Old Comics Wednesday: INVADERS potpourri
Still crushed on deadlines, but I wanted to tell the world: A lot of Jack Kirby’s Invaders covers are terrible.
I don’t know if it was always there and it just took the wrong inkers to bring it out — the two Kirby covers in this post were both inked by Joe Sinnott, which makes this even more baffling — but The King’s figures developed a certain teddy-bear proportion that gave even Hitler a cuddliness that I hope wasn’t intended.
The most extreme example of this has to be the cover of The Art of Jack Kirby, inked by Kevin Eastman:
I couldn’t find a scan of the back cover, which features the most hugable Red Skull, Dr. Doom, Darkseid and Galactus you will ever see.
[11PM Edit: By My Victuals, BETRAYED! -- Jeremy "Eagle Eyes" Pinkham just pointed out that in the above Invaders cover, "Thor looks like he's struggling with a painful bowel movement, and lo and behold between his legs we can clearly see he's literally shitting bricks."]
One of the more baffling aspects to Kirby’s post-1970 career is how often editors had his faces re-inked to make them slicker, more delicate; his Superman heads at DC redrawn mostly by Murphy Anderson, but then John Romita and/or the Marvel bullpen touch-up artists would do the same to Jack when he returned to the company a few years later. Here, in the focus of what’s an otherwise pretty straight-forward late-1969-looking Kirby/Sinnott image is a rather dainty Romita face for Captain America, a character Kirby never learned to draw correctly, and what looks more like a JRSR face for Master Man as well.
[Hello, humorless nerds who have stopped reading this to jump straight down to the comments box to chew me out about CLEARLY NOT KNOWING THAT JACK CO-CREATED CAP IN 1941 LOL.]
What’s especial odd about the above cover, considering the alterations, is the Human Torch’s face; that’s a Johnny Storm face and hair [and maybe his uniform, too; the WWII Torch had yellow cuffs], not a Jim Hammond.

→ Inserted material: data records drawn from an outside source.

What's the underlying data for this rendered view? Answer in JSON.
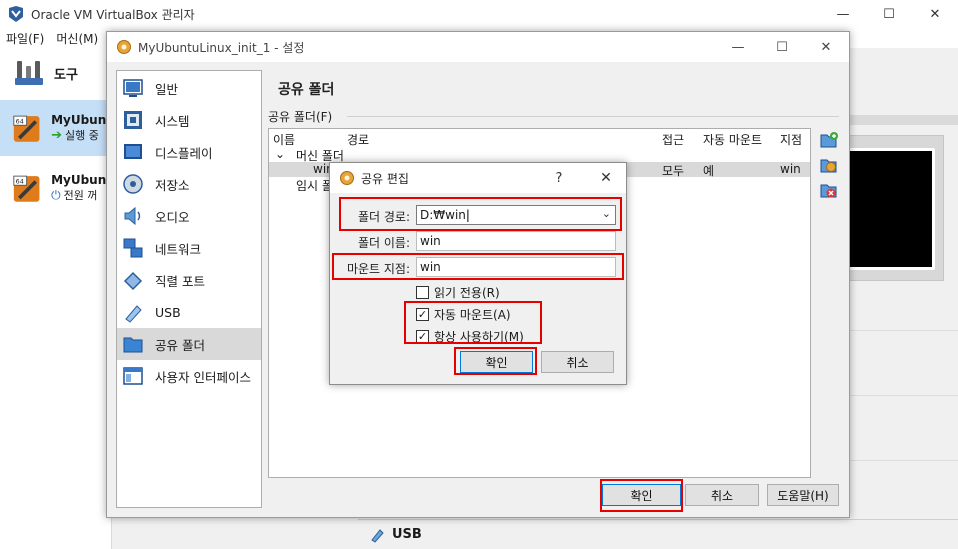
{
  "manager": {
    "title": "Oracle VM VirtualBox 관리자",
    "menu": [
      "파일(F)",
      "머신(M)"
    ],
    "tools_label": "도구",
    "vms": [
      {
        "name": "MyUbunt",
        "state": "실행 중",
        "selected": true
      },
      {
        "name": "MyUbunt",
        "state": "전원 꺼",
        "selected": false
      }
    ],
    "usb_label": "USB"
  },
  "settings": {
    "title": "MyUbuntuLinux_init_1 - 설정",
    "categories": [
      {
        "label": "일반",
        "icon": "general-icon"
      },
      {
        "label": "시스템",
        "icon": "system-icon"
      },
      {
        "label": "디스플레이",
        "icon": "display-icon"
      },
      {
        "label": "저장소",
        "icon": "storage-icon"
      },
      {
        "label": "오디오",
        "icon": "audio-icon"
      },
      {
        "label": "네트워크",
        "icon": "network-icon"
      },
      {
        "label": "직렬 포트",
        "icon": "serial-port-icon"
      },
      {
        "label": "USB",
        "icon": "usb-icon"
      },
      {
        "label": "공유 폴더",
        "icon": "shared-folder-icon",
        "selected": true
      },
      {
        "label": "사용자 인터페이스",
        "icon": "user-interface-icon"
      }
    ],
    "section_title": "공유 폴더",
    "group_label": "공유 폴더(F)",
    "columns": [
      "이름",
      "경로",
      "접근",
      "자동 마운트",
      "지점"
    ],
    "tree": {
      "machine_folders": "머신 폴더",
      "row": {
        "name": "win",
        "access": "모두",
        "auto_mount": "예",
        "mount_point": "win"
      },
      "transient_folders": "임시 폴더"
    },
    "buttons": {
      "ok": "확인",
      "cancel": "취소",
      "help": "도움말(H)"
    }
  },
  "share_dialog": {
    "title": "공유 편집",
    "help": "?",
    "folder_path_label": "폴더 경로:",
    "folder_path_value": "D:₩win",
    "folder_name_label": "폴더 이름:",
    "folder_name_value": "win",
    "mount_point_label": "마운트 지점:",
    "mount_point_value": "win",
    "read_only": {
      "label": "읽기 전용(R)",
      "checked": false
    },
    "auto_mount": {
      "label": "자동 마운트(A)",
      "checked": true
    },
    "permanent": {
      "label": "항상 사용하기(M)",
      "checked": true
    },
    "ok": "확인",
    "cancel": "취소"
  },
  "colors": {
    "highlight": "#e60000",
    "selection": "#c5dff7",
    "accent": "#0078d7"
  }
}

I really like the open-lined faces and oddly Fosteresque solutions for drawing eyes that the K/S team developed toward the end of Kirby’s Fantastic Four run; it’s nice to see that again, even though that style got the wrong Torch onto the cover.
In comparison, Gil Kane turned in some snazzy, dynamic covers:
They’re nothing to give Alex Schomburg a sleepless night, much less Paul Bacon, but this pair of Kanes are nice to look at. I always liked when his figures looked chiseled out of instead of rendered in.
By the way, the above are covers from issues I have nothing to say about, except maybe “Wow, this comic was cheap, stupid and lazy, in the bad way.”
Because I can’t post much of anything without dragging poor Frank Robbins into it, here’s a page from issue #3: I would be very surprised to learn that it wasn’t dragged out and used as a cudgel as least a few times during the last few years of shitty/inconsistent characterizations of Captain America.
Even when faced with a true, not merely existential, global threat to the freedom and safety of America, Cap won’t let a teammate even pimp-slap a Nazi officer.